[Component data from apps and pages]
+++++

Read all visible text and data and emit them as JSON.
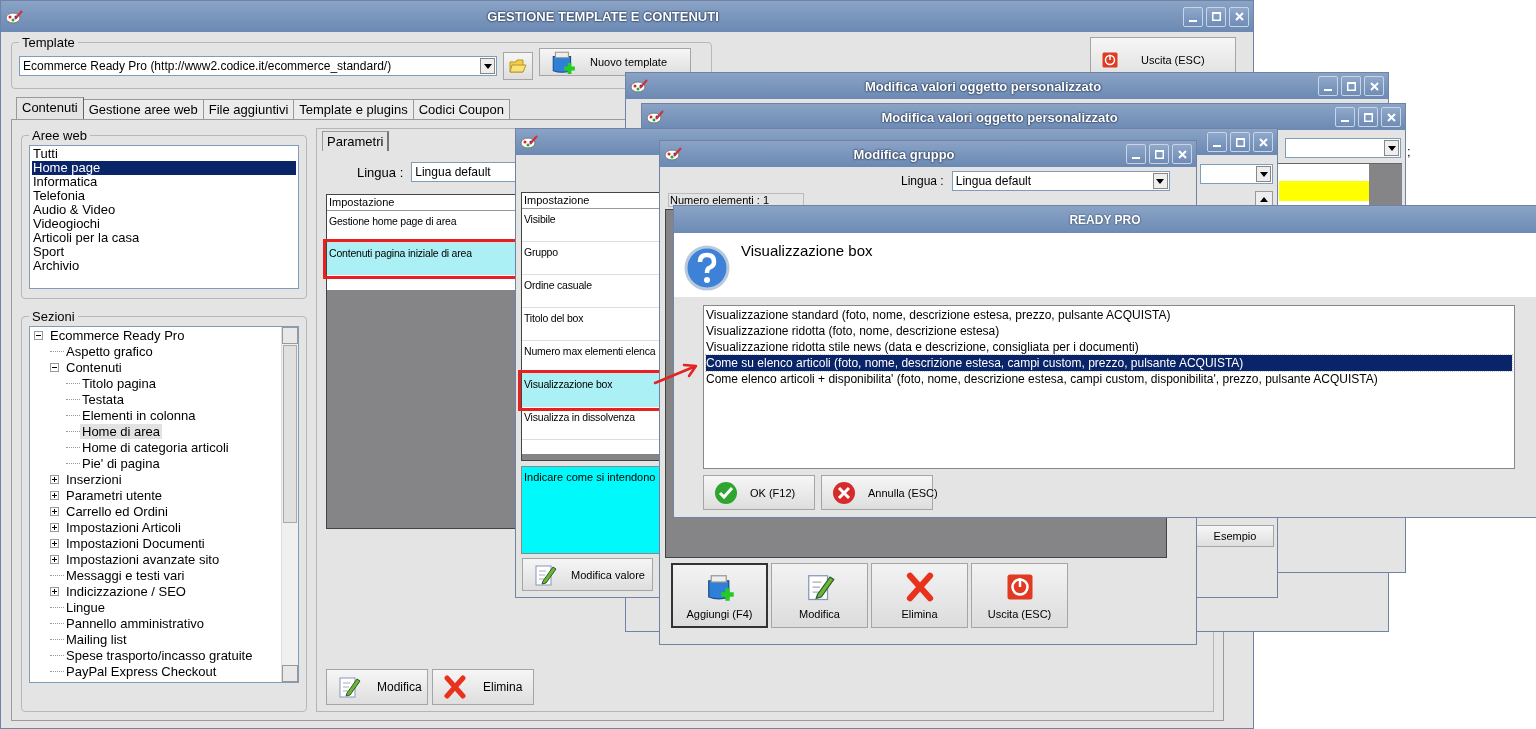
{
  "main_window": {
    "title": "GESTIONE TEMPLATE E CONTENUTI",
    "template_group": {
      "label": "Template",
      "value": "Ecommerce Ready Pro (http://www2.codice.it/ecommerce_standard/)",
      "new_button": "Nuovo template"
    },
    "exit_button": "Uscita (ESC)",
    "tabs": [
      {
        "label": "Contenuti",
        "selected": true
      },
      {
        "label": "Gestione aree web",
        "selected": false
      },
      {
        "label": "File aggiuntivi",
        "selected": false
      },
      {
        "label": "Template e plugins",
        "selected": false
      },
      {
        "label": "Codici Coupon",
        "selected": false
      }
    ],
    "aree_web": {
      "label": "Aree web",
      "items": [
        {
          "label": "Tutti",
          "selected": false
        },
        {
          "label": "Home page",
          "selected": true
        },
        {
          "label": "Informatica",
          "selected": false
        },
        {
          "label": "Telefonia",
          "selected": false
        },
        {
          "label": "Audio & Video",
          "selected": false
        },
        {
          "label": "Videogiochi",
          "selected": false
        },
        {
          "label": "Articoli per la casa",
          "selected": false
        },
        {
          "label": "Sport",
          "selected": false
        },
        {
          "label": "Archivio",
          "selected": false
        }
      ]
    },
    "sezioni": {
      "label": "Sezioni",
      "tree": [
        {
          "label": "Ecommerce Ready Pro",
          "kind": "folder",
          "expanded": true,
          "selected": false,
          "children": [
            {
              "label": "Aspetto grafico",
              "kind": "leaf",
              "selected": false
            },
            {
              "label": "Contenuti",
              "kind": "folder",
              "expanded": true,
              "selected": false,
              "children": [
                {
                  "label": "Titolo pagina",
                  "kind": "leaf",
                  "selected": false
                },
                {
                  "label": "Testata",
                  "kind": "leaf",
                  "selected": false
                },
                {
                  "label": "Elementi in colonna",
                  "kind": "leaf",
                  "selected": false
                },
                {
                  "label": "Home di area",
                  "kind": "leaf",
                  "selected": true
                },
                {
                  "label": "Home di categoria articoli",
                  "kind": "leaf",
                  "selected": false
                },
                {
                  "label": "Pie' di pagina",
                  "kind": "leaf",
                  "selected": false
                }
              ]
            },
            {
              "label": "Inserzioni",
              "kind": "folder",
              "expanded": false,
              "selected": false
            },
            {
              "label": "Parametri utente",
              "kind": "folder",
              "expanded": false,
              "selected": false
            },
            {
              "label": "Carrello ed Ordini",
              "kind": "folder",
              "expanded": false,
              "selected": false
            },
            {
              "label": "Impostazioni Articoli",
              "kind": "folder",
              "expanded": false,
              "selected": false
            },
            {
              "label": "Impostazioni Documenti",
              "kind": "folder",
              "expanded": false,
              "selected": false
            },
            {
              "label": "Impostazioni avanzate sito",
              "kind": "folder",
              "expanded": false,
              "selected": false
            },
            {
              "label": "Messaggi e testi vari",
              "kind": "leaf",
              "selected": false
            },
            {
              "label": "Indicizzazione / SEO",
              "kind": "folder",
              "expanded": false,
              "selected": false
            },
            {
              "label": "Lingue",
              "kind": "leaf",
              "selected": false
            },
            {
              "label": "Pannello amministrativo",
              "kind": "leaf",
              "selected": false
            },
            {
              "label": "Mailing list",
              "kind": "leaf",
              "selected": false
            },
            {
              "label": "Spese trasporto/incasso gratuite",
              "kind": "leaf",
              "selected": false
            },
            {
              "label": "PayPal Express Checkout",
              "kind": "leaf",
              "selected": false
            }
          ]
        }
      ]
    },
    "parametri": {
      "tab": "Parametri",
      "lingua_label": "Lingua :",
      "lingua_value": "Lingua default",
      "column": "Impostazione",
      "rows": [
        {
          "label": "Gestione home page di area",
          "selected": false,
          "highlighted": false
        },
        {
          "label": "Contenuti pagina iniziale di area",
          "selected": true,
          "highlighted": true
        }
      ],
      "buttons": [
        {
          "label": "Modifica",
          "kind": "edit"
        },
        {
          "label": "Elimina",
          "kind": "delete"
        }
      ]
    }
  },
  "custom_object_windows": [
    {
      "title": "Modifica valori oggetto personalizzato"
    },
    {
      "title": "Modifica valori oggetto personalizzato"
    }
  ],
  "desktop_text": ";",
  "settings_window": {
    "column": "Impostazione",
    "rows": [
      {
        "label": "Visibile",
        "selected": false,
        "highlighted": false
      },
      {
        "label": "Gruppo",
        "selected": false,
        "highlighted": false
      },
      {
        "label": "Ordine casuale",
        "selected": false,
        "highlighted": false
      },
      {
        "label": "Titolo del box",
        "selected": false,
        "highlighted": false
      },
      {
        "label": "Numero max elementi elenca",
        "selected": false,
        "highlighted": false
      },
      {
        "label": "Visualizzazione box",
        "selected": true,
        "highlighted": true
      },
      {
        "label": "Visualizza in dissolvenza",
        "selected": false,
        "highlighted": false
      }
    ],
    "description": "Indicare come si intendono",
    "edit_button": "Modifica valore",
    "example_button": "Esempio"
  },
  "group_window": {
    "title": "Modifica gruppo",
    "lingua_label": "Lingua :",
    "lingua_value": "Lingua default",
    "count": "Numero elementi : 1",
    "buttons": [
      {
        "label": "Aggiungi (F4)",
        "kind": "add",
        "default": true
      },
      {
        "label": "Modifica",
        "kind": "edit",
        "default": false
      },
      {
        "label": "Elimina",
        "kind": "delete",
        "default": false
      },
      {
        "label": "Uscita (ESC)",
        "kind": "exit",
        "default": false
      }
    ]
  },
  "dialog": {
    "title": "READY PRO",
    "heading": "Visualizzazione box",
    "options": [
      {
        "label": "Visualizzazione standard (foto, nome, descrizione estesa, prezzo, pulsante ACQUISTA)",
        "selected": false
      },
      {
        "label": "Visualizzazione ridotta (foto, nome, descrizione estesa)",
        "selected": false
      },
      {
        "label": "Visualizzazione ridotta stile news (data e descrizione, consigliata per i documenti)",
        "selected": false
      },
      {
        "label": "Come su elenco articoli (foto, nome, descrizione estesa, campi custom, prezzo, pulsante ACQUISTA)",
        "selected": true
      },
      {
        "label": "Come elenco articoli + disponibilita' (foto, nome, descrizione estesa, campi custom, disponibilita', prezzo, pulsante ACQUISTA)",
        "selected": false
      }
    ],
    "buttons": [
      {
        "label": "OK (F12)",
        "kind": "ok"
      },
      {
        "label": "Annulla (ESC)",
        "kind": "cancel"
      }
    ]
  }
}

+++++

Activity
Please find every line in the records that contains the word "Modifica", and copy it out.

The answer
          "label": "Modifica",
      "title": "Modifica valori oggetto personalizzato"
      "title": "Modifica valori oggetto personalizzato"
    "edit_button": "Modifica valore",
    "title": "Modifica gruppo",
        "label": "Modifica",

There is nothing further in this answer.